0 nSec delay
Baseline measurement: -800mV
120 cm: CH2Max: 4.34V +/- 0.02V
110 cm: CH2Max: 4.40 +/- 0.04V  (CH1Min: 800mV)
100 cm: CH2Max: 4.50 +/- 0.02V  (CH1Min: 800mV)
NOTE: CH1 Resolution was very bad.  This data should be disregarded.

0 nSec delay
PMT Reference: CH1Min: -800mV +/- 8mV
70 cm: CH2Max: 4.74V +/- 0.02V
80 cm: CH2Max: 4.70V +/- 0.02V
90 cm: CH2Max: 4.60V +/- 0.02V
100 cm: CH2Max: 4.54V +/- 0.02V
110 cm: CH2Max: 4.50V +/- 0.02V
120 cm: CH2Max: 4.42V +/- 0.02V
130 cm: CH2Max: 4.37V +/- 0.03V

Day two

0 nSec delay
PMT Reference: CH1Min: -800mV +/- 8mV
140 cm: CH2Max: 4.40V +/- 0.02V
60 cm: CH2Max: 4.82V +/- 0.02V
50 cm: CH2Max: 4.95V +/- 0.03V
40 cm: CH2Max: 4.96V +/- 0.03V



SJK 01:19, 25 October 2007 (CDT)
01:19, 25 October 2007 (CDT)
How did you obtain the uncertainty on the slope?

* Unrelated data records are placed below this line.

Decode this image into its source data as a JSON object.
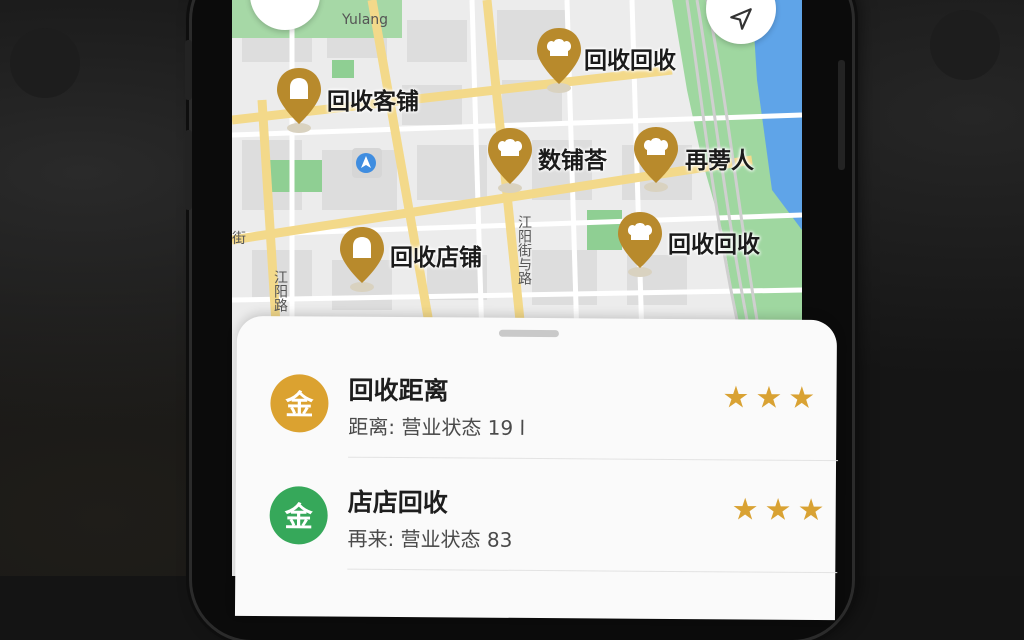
{
  "map": {
    "street_label_top": "Yulang",
    "street_label_center": "江阳街与路",
    "street_label_left": "江阳路",
    "street_label_edge": "街",
    "markers": [
      {
        "label": "回收回收",
        "icon": "hat-icon"
      },
      {
        "label": "回收客铺",
        "icon": "bell-icon"
      },
      {
        "label": "数铺荅",
        "icon": "hat-icon"
      },
      {
        "label": "再蒡人",
        "icon": "hat-icon"
      },
      {
        "label": "回收店铺",
        "icon": "bell-icon"
      },
      {
        "label": "回收回收",
        "icon": "hat-icon"
      }
    ],
    "colors": {
      "pin": "#b88a2c",
      "park": "#8fcf93",
      "water": "#5fa4e8",
      "road": "#f3d98a"
    }
  },
  "sheet": {
    "items": [
      {
        "badge": "金",
        "badge_color": "#dba230",
        "title": "回收距离",
        "subtitle": "距离: 营业状态  19 l",
        "rating": [
          "★",
          "★",
          "★"
        ]
      },
      {
        "badge": "金",
        "badge_color": "#36a85a",
        "title": "店店回收",
        "subtitle": "再来: 营业状态  83",
        "rating": [
          "★",
          "★",
          "★"
        ]
      }
    ]
  }
}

While I personally know you used excel, since you didn't link to your excel file, or explain your methods, it wouldn't be clear to other readers (or even yourself a few weeks from now) how you did that!
  • slope: 306301260.3 m/s +/- 1.83E7 m/s
  • wikipedia defination of the speed of light: 299792458 m/s
  • percent error: 2%